Why a Master's Degree Might be Right for You...
These advanced degrees have proven their worth in today's job market.
Thinking about waiting out the recession by improving yourself at school? You're not alone - especially if you're planning on earning your master's degree.
A 2011 survey conducted by the U.S. Department of Education, "The Condition of Education," found that 49 percent more master's degrees were awarded in 2008-2009 than the decade before.
And statistics show that going back to school could have high returns when it comes to seeking employment. According to the U.S. Department of Labor's 2011 figures, those with a master's degree have a much lower unemployment rate than those who only have a high school diploma: four percent compared to 10.3 percent.
Perhaps the most important choice you could make, especially in today's economy, is which master's degree to pursue.
To help, we looked at Forbes' 2010 list of best master's degrees for this economy. The list took into account salary and job growth data from PayScale and the Department of Labor to determine which master's degrees would likely yield the best job opportunities over the next decade.
Check out five of these master's degrees - and see if any are right for you.
Are you engaging, ambitious, and a natural leader? You could polish those skills and hone your leadership abilities in an MBA program.
- Projected employment growth: 17 percent
- Mid-career median pay: $109,000
- Potential career paths: Business development manager, senior financial analyst, management consultant
An MBA can help you gain real-world skills that could land you managerial or executive positions in almost any industry.

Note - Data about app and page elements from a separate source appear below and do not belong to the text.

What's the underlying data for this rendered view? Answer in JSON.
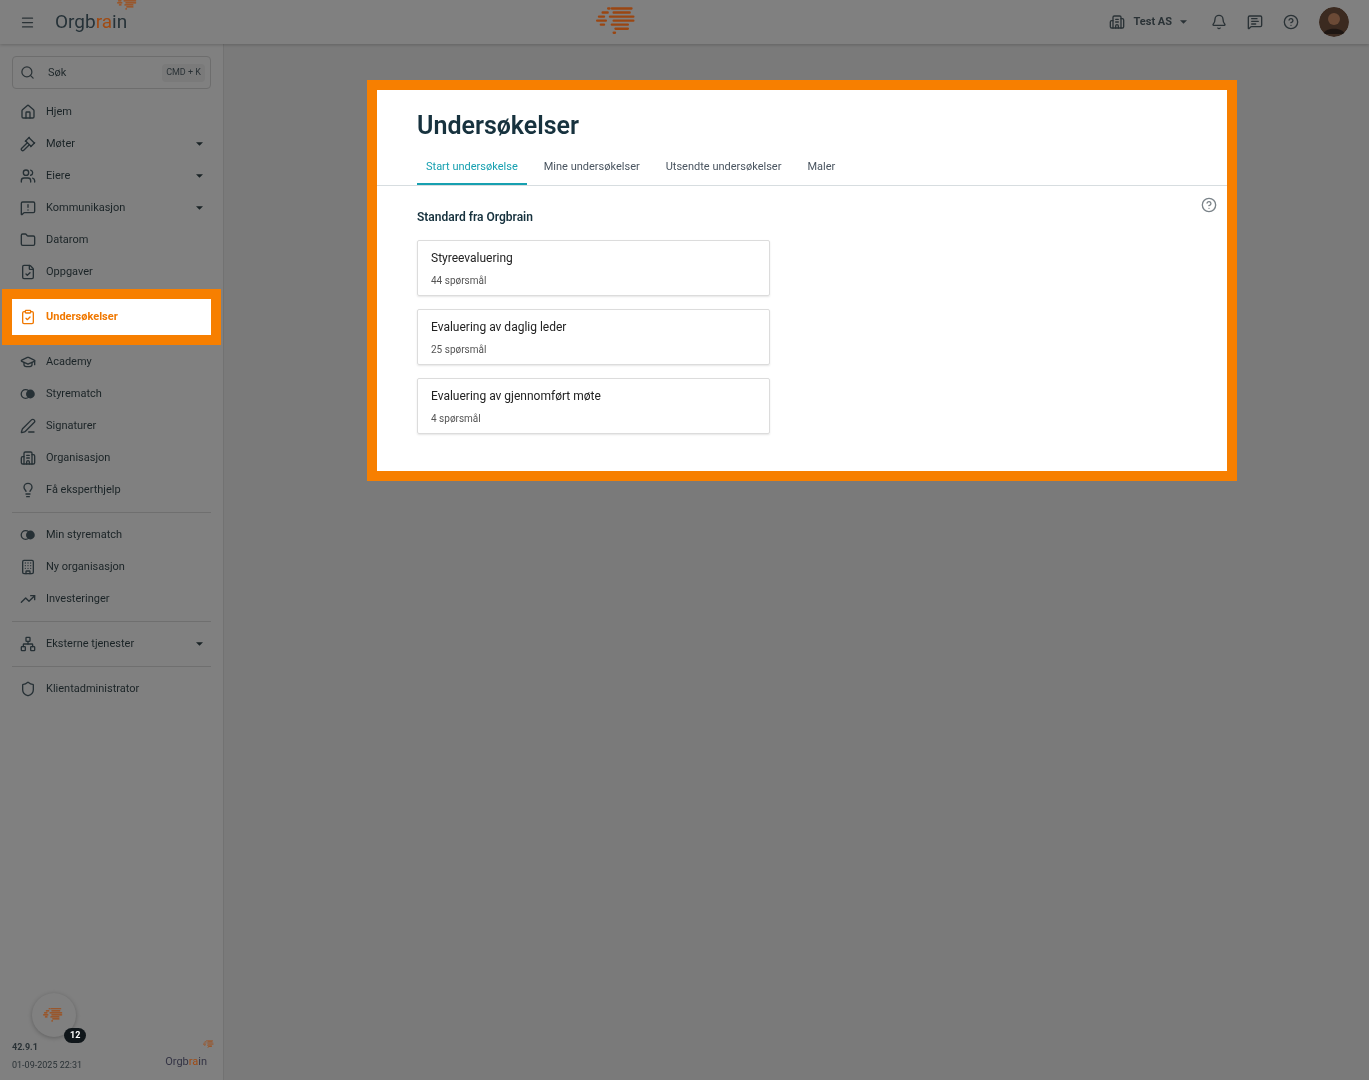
{
  "top_bar": {
    "logo": "Orgbrain",
    "company": "Test AS"
  },
  "search": {
    "placeholder": "Søk",
    "shortcut": "CMD + K"
  },
  "sidebar": {
    "groups": [
      [
        {
          "label": "Hjem",
          "expandable": false,
          "selected": false
        },
        {
          "label": "Møter",
          "expandable": true,
          "selected": false
        },
        {
          "label": "Eiere",
          "expandable": true,
          "selected": false
        },
        {
          "label": "Kommunikasjon",
          "expandable": true,
          "selected": false
        },
        {
          "label": "Datarom",
          "expandable": false,
          "selected": false
        },
        {
          "label": "Oppgaver",
          "expandable": false,
          "selected": false
        },
        {
          "label": "Undersøkelser",
          "expandable": false,
          "selected": true
        },
        {
          "label": "Academy",
          "expandable": false,
          "selected": false
        },
        {
          "label": "Styrematch",
          "expandable": false,
          "selected": false
        },
        {
          "label": "Signaturer",
          "expandable": false,
          "selected": false
        },
        {
          "label": "Organisasjon",
          "expandable": false,
          "selected": false
        },
        {
          "label": "Få eksperthjelp",
          "expandable": false,
          "selected": false
        }
      ],
      [
        {
          "label": "Min styrematch",
          "expandable": false,
          "selected": false
        },
        {
          "label": "Ny organisasjon",
          "expandable": false,
          "selected": false
        },
        {
          "label": "Investeringer",
          "expandable": false,
          "selected": false
        }
      ],
      [
        {
          "label": "Eksterne tjenester",
          "expandable": true,
          "selected": false
        }
      ],
      [
        {
          "label": "Klientadministrator",
          "expandable": false,
          "selected": false
        }
      ]
    ]
  },
  "footer": {
    "badge": "12",
    "version": "42.9.1",
    "timestamp": "01-09-2025 22:31",
    "logo": "Orgbrain"
  },
  "panel": {
    "highlighted": true,
    "title": "Undersøkelser",
    "tabs": [
      {
        "label": "Start undersøkelse",
        "selected": true
      },
      {
        "label": "Mine undersøkelser",
        "selected": false
      },
      {
        "label": "Utsendte undersøkelser",
        "selected": false
      },
      {
        "label": "Maler",
        "selected": false
      }
    ],
    "section_title": "Standard fra Orgbrain",
    "surveys": [
      {
        "title": "Styreevaluering",
        "subtitle": "44 spørsmål"
      },
      {
        "title": "Evaluering av daglig leder",
        "subtitle": "25 spørsmål"
      },
      {
        "title": "Evaluering av gjennomført møte",
        "subtitle": "4 spørsmål"
      }
    ]
  }
}
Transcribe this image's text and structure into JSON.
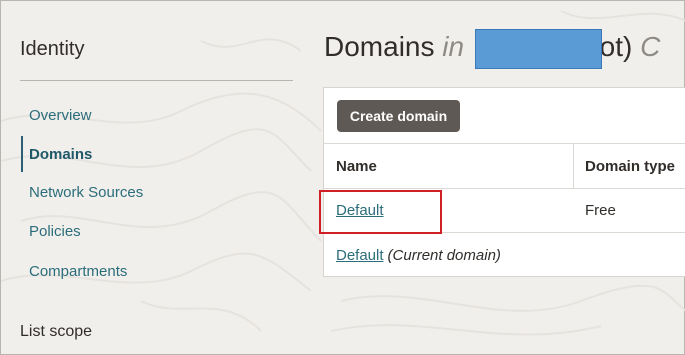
{
  "sidebar": {
    "title": "Identity",
    "items": [
      {
        "label": "Overview"
      },
      {
        "label": "Domains"
      },
      {
        "label": "Network Sources"
      },
      {
        "label": "Policies"
      },
      {
        "label": "Compartments"
      }
    ],
    "active_item": "Domains",
    "list_scope_label": "List scope"
  },
  "main": {
    "title_prefix": "Domains",
    "title_italic_visible": "in",
    "title_suffix_visible": "oot)",
    "title_trailing_italic": "C",
    "create_button_label": "Create domain",
    "table": {
      "columns": [
        "Name",
        "Domain type"
      ],
      "rows": [
        {
          "name": "Default",
          "domain_type": "Free",
          "note": ""
        },
        {
          "name": "Default",
          "domain_type": "",
          "note": "(Current domain)"
        }
      ]
    }
  },
  "colors": {
    "link": "#2b6d7a",
    "button_bg": "#5f5955",
    "highlight": "#d11f26",
    "redaction": "#5b9bd5"
  }
}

It could also help you get your career going. According to an August 2011 Forbes article, hiring is picking up for MBA grads, with 57 percent getting a job offer prior to graduating.
Are you always up to date on the latest gadgets and gizmos, and fascinated by all things high-tech? Then grab your state-of-the-art laptop, and get to work on a master's in information technology.
- Projected employment growth: 29 percent
- Mid-career median pay: $97,200
- Potential career paths: IT project manager, software developer, IT specialist
Students in IT master's programs will receive advanced instruction in how computer systems support the overall operations of businesses and other organizations. And because technology is evolving so quickly among many fields, those with a master's in IT should be sought after to handle these advancements across a variety of sectors, says the Department of Labor.
If you're known as a natural people person, and good at understanding others' needs and concerns, a master's degree in human resources management could be right for you.
- Projected employment growth: 22 percent
- Mid-career median pay: $81,900
- Potential career paths: Human resources consultant, recruiter, human resources manager
Companies large and small require professionals to oversee everything from hiring and training to the sometimes-thorny issues of compensation and benefits. Earning a master's degree in human resources management could help you understand all these and more issues, plus the legal, ethical, and financial aspects of managing employees.
If you've always been immersed in the world of computers, turn that passion into a future with a master's degree in computer science. With the integration of new software programs across economic sectors, this field is expected to reach new heights.
- Projected employment growth: 27 percent
- Mid-career median pay: $111,000
- Potential career paths: Database administrator, information technology consultant, software architect
According to Forbes, this is one of the best advanced degrees to get, due to the combination of growth and pay opportunities. While no two programs are the same, the University of Arizona reports that classes on algorithms, operating systems, networks, and databases could be part of a computer science master's program. The knowledge gained in these types of courses could help students pursue management positions in the technology sector.
If you're the one your friends turn to when they need complicated economic news explained (what's a debt ceiling?), you may fit in well earning a master's in economics.
- Projected employment growth: 19 percent
- Mid-career median pay: $108,000
- Potential career paths: Economist, financial analyst, business analyst
According to the University of North Carolina, classes for a master's degree in economics may include health economics, international trade and development, labor economics, and microeconomic theory. As you can tell from the broad spectrum of topics covered by these courses, an economics degree could help you seek work in a wide variety of fields.
* All worthwhile factors - projected employment growth, mid-career median pay, and potential career paths - information is from Forbes' "Best Master's Degrees for Jobs", May 2010.